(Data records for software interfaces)
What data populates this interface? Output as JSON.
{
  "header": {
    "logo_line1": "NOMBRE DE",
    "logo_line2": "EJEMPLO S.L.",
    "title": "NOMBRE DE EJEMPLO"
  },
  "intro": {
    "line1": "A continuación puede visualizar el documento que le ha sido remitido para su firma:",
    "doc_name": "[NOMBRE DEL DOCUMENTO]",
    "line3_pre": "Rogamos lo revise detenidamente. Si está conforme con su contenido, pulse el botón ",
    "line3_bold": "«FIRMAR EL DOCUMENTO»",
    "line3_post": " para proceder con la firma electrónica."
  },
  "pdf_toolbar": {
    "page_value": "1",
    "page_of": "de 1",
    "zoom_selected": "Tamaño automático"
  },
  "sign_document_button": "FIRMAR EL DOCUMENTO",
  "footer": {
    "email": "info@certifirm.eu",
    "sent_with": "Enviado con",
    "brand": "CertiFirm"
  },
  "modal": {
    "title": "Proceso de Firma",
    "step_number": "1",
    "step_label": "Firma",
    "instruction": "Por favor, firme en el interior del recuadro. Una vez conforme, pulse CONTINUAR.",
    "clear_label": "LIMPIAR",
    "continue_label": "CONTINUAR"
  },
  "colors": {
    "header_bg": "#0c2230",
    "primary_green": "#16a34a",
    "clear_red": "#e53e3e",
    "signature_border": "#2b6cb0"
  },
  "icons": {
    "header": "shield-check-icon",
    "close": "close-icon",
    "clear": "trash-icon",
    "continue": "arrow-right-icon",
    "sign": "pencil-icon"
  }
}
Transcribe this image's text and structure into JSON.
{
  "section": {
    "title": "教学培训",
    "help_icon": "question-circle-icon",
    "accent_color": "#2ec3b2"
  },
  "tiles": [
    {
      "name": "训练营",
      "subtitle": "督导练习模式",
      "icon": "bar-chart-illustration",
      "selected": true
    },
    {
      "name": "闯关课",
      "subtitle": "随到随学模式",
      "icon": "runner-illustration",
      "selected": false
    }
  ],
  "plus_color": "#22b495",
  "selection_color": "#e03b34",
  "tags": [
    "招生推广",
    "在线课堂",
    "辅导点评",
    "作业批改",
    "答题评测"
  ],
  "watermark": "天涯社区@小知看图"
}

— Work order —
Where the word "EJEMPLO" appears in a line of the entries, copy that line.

— Solved exercise —
    "logo_line2": "EJEMPLO S.L.",
    "title": "NOMBRE DE EJEMPLO"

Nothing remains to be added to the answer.